Simulation and Optimization of Metal Organic Frameworks for CO2 Adsorption

Every year, emissions of carbon dioxide by the U.S. electric power sector exceeds 1800 million metric tons [1]. These gases contribute to the global warming trend, such as the rise in temperature and in water levels [2]. In the recent decades, new technologies have been introduced to capture carbon dioxide to reduce emission levels. Recently, metal-organic frameworks (MOFs) have been a promising material for CO2 capture due to its pore sizes, high-surface areas, and easy pore functionalization [3]. In this work, we will present the use of traditional computational modeling coupled with new simulation tools as a promising strategy to accelerate the commercialization of carbon capture technologies. While MOFs have been able to capture CO2, most of this work is done at the bench scale level. In this company sponsored project, we explore the simulation and optimization of MOFs for CO2 capture for large scale-up implementation. To protect the sponsor company’s technology, this project will benchmark the simulations using MOF’s data already available in the literature. We developed Aspen Adsorption models of pressure and thermal swing adsorption to model CO2 separation. We modeled the separation bed to include the MOFs specifications. Once the models were validated, we varied different input parameters to analyze output recovery and rate of separation. Using the Department of Energy’s Carbon Capture Simulation Initiative (CCSI), we were able to optimize these simulations to create an economic analysis for large scale implementation. From the Aspen simulations, we obtained a 90% yield of CO2 after separation. This work will present preliminary results on the CCSI tool to optimize our simulations for the economic analysis.

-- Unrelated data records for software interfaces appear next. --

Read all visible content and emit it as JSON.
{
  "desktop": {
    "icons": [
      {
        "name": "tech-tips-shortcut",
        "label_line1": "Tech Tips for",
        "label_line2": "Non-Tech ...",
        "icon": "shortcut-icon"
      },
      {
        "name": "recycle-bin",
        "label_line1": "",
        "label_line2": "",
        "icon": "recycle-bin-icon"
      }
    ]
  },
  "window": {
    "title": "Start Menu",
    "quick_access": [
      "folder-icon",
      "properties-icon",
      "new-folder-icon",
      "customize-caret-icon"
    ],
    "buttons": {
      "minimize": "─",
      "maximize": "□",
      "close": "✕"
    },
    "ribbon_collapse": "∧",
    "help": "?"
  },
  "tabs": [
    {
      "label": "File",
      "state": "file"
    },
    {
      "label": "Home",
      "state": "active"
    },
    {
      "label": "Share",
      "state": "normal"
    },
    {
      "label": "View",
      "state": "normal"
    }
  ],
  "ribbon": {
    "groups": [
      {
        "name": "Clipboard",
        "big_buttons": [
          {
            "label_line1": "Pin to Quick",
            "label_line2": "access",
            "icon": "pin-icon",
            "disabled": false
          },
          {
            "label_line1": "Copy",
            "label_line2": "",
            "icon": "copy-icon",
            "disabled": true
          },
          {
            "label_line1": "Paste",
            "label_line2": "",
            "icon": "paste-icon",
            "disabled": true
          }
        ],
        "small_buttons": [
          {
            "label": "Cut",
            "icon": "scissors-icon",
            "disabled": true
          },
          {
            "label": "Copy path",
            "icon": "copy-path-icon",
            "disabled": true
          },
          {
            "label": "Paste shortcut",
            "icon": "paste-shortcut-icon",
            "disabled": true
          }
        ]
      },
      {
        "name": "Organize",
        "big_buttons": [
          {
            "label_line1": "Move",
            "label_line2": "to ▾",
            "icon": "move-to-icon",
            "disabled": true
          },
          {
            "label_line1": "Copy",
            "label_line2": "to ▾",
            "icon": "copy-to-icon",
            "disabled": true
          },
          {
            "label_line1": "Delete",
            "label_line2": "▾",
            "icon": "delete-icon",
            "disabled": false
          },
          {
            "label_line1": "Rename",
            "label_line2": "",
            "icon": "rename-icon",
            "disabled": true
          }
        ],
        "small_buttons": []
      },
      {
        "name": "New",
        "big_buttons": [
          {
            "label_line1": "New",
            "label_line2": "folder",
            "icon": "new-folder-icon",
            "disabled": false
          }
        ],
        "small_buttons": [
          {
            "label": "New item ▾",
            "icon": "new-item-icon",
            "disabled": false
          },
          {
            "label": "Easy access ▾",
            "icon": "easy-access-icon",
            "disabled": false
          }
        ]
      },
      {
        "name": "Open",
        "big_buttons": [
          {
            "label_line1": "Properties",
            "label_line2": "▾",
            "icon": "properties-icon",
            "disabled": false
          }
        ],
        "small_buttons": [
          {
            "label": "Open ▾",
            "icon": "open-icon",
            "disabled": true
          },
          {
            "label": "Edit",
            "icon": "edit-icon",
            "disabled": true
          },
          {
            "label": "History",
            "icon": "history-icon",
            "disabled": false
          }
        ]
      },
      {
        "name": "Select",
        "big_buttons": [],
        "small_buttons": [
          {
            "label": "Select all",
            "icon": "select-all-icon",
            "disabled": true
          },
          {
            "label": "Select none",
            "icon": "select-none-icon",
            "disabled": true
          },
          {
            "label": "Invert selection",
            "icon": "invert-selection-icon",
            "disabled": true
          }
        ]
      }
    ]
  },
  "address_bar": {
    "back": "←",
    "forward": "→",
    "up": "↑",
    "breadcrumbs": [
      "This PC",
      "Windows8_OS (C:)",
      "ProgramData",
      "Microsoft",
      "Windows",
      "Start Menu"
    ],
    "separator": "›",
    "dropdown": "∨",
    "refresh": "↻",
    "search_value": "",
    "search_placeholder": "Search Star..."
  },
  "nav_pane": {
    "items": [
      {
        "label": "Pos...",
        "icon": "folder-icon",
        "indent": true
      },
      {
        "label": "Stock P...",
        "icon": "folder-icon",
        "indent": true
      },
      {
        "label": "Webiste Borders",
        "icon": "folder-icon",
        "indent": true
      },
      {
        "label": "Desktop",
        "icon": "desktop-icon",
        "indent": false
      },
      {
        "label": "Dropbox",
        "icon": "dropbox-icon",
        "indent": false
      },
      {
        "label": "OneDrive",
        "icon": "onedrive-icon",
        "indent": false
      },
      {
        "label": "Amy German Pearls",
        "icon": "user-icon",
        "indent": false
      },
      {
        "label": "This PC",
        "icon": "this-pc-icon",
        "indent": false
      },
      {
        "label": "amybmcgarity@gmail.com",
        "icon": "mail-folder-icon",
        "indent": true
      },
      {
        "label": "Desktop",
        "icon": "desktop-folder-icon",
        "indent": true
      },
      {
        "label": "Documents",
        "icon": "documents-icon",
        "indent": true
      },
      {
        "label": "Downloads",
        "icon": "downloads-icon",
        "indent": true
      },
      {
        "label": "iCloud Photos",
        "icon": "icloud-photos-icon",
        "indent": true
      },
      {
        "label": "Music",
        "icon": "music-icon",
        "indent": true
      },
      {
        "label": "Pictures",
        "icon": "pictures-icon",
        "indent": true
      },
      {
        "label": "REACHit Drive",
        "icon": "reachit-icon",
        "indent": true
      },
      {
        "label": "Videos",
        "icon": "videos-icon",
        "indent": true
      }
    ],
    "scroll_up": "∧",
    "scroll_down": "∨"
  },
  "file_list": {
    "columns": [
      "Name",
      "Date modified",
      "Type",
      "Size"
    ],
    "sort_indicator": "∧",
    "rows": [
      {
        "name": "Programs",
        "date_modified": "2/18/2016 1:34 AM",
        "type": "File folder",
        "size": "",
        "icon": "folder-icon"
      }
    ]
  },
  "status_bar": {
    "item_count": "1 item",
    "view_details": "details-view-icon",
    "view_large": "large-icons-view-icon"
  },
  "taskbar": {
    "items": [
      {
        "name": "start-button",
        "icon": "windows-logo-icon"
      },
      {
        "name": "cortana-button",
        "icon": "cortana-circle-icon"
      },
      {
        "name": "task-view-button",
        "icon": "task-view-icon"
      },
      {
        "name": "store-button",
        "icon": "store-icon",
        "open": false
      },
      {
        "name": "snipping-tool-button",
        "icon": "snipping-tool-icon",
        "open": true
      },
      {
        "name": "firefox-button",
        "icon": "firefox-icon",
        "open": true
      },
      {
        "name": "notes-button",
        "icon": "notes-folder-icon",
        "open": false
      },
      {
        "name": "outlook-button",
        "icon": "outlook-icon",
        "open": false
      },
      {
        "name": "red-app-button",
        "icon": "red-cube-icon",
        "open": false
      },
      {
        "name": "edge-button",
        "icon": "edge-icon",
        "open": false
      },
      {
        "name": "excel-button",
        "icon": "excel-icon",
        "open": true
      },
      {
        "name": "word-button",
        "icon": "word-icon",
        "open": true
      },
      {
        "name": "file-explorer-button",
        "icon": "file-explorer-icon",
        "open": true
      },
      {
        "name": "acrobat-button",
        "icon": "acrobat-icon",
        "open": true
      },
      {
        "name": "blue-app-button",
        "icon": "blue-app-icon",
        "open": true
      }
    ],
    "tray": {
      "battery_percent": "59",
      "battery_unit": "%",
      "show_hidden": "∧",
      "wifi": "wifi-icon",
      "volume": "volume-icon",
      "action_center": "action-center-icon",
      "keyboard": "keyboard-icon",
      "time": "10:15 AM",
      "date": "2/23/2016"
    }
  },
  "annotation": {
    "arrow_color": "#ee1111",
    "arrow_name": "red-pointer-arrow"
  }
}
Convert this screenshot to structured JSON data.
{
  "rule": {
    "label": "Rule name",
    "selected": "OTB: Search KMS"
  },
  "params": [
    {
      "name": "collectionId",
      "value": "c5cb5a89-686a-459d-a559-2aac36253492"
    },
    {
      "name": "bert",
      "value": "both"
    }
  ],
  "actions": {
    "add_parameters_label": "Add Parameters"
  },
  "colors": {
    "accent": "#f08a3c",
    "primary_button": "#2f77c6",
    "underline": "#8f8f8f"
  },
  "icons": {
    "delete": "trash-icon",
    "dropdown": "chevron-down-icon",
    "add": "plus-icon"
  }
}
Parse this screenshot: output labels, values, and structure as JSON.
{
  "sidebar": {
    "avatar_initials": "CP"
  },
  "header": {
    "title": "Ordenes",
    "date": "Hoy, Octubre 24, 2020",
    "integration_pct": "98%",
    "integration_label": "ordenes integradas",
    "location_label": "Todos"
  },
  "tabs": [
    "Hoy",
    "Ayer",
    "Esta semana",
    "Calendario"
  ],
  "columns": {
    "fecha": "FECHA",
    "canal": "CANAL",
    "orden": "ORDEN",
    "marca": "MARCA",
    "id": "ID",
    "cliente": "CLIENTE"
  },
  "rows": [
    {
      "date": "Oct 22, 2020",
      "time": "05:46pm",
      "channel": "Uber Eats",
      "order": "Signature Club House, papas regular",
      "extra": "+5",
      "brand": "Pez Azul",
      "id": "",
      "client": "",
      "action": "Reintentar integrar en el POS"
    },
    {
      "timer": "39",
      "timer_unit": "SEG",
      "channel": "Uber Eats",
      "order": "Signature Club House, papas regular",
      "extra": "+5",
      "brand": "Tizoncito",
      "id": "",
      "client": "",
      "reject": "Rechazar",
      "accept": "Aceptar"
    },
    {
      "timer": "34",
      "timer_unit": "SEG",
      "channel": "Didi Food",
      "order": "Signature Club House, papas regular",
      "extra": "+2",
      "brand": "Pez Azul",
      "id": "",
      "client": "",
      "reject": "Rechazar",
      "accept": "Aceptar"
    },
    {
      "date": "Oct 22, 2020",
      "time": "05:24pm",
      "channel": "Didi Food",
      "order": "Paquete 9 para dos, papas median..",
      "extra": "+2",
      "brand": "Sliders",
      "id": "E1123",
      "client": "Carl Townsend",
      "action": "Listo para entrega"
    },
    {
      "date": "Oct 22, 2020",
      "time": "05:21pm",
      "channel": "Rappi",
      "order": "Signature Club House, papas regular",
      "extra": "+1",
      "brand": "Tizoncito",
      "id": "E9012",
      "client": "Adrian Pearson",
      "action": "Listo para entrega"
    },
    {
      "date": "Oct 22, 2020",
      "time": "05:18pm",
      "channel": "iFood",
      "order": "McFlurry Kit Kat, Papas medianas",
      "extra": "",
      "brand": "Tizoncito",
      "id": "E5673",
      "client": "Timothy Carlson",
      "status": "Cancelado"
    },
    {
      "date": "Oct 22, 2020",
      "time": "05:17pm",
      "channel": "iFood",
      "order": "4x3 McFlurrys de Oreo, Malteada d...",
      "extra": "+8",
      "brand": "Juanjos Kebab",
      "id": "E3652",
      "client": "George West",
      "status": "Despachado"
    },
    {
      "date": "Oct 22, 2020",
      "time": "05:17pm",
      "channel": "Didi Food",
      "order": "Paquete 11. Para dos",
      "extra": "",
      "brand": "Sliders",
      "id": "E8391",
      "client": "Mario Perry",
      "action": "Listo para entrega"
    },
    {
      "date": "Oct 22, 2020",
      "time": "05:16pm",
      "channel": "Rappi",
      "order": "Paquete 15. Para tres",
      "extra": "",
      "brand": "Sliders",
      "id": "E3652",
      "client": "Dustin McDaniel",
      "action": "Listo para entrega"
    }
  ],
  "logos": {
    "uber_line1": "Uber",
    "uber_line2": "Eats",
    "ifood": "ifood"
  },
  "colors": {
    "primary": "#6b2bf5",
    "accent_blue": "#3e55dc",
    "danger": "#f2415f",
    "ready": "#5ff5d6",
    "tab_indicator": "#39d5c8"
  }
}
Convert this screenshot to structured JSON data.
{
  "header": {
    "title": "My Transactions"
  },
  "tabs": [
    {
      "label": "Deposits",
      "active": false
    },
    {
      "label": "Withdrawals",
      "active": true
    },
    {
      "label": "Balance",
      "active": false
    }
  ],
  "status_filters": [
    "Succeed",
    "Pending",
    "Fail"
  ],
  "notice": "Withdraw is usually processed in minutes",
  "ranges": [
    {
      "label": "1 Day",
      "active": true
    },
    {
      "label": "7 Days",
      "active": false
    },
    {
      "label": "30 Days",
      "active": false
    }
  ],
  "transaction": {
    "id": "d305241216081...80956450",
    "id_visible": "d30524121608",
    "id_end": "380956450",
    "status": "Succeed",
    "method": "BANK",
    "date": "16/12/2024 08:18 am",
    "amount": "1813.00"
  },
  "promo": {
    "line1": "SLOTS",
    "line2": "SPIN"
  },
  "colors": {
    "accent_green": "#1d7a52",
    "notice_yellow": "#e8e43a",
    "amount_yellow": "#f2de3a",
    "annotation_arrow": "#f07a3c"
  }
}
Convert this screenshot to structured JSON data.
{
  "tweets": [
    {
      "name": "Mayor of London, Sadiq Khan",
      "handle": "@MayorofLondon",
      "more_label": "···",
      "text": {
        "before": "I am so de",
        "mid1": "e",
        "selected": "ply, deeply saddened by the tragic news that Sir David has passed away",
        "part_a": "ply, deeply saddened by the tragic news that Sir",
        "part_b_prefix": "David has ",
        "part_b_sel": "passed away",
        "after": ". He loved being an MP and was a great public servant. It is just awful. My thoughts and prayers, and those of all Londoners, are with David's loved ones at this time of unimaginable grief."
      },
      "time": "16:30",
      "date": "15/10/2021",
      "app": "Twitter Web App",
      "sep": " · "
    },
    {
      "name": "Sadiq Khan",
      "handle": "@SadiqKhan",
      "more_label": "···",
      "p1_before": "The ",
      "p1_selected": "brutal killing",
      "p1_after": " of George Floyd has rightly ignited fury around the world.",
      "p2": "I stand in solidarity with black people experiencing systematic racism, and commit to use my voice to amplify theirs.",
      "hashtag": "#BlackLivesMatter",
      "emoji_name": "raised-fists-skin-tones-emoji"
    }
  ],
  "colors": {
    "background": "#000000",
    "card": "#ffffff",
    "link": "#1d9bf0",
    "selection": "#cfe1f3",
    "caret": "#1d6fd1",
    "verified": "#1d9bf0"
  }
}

[1]"How much of U.S. carbon dioxide emissions are associated with electricity generation? - FAQ - U.S. Energy Information Administration (EIA)",, 2017. [Online]. Available: [Accessed: 12- Oct- 2017].

[2] N. MIMURA, "Sea-level rise caused by climate change and its implications for society", Proceedings of the Japan Academy, Series B, vol. 89, no. 7, pp. 281-301, 2013.

[3] A. Lu and S. Dai, Porous Materials for Carbon Dioxide Capture. Berlin, Heidelberg: Springer Berlin Heidelberg, 2014, pp. 79-113.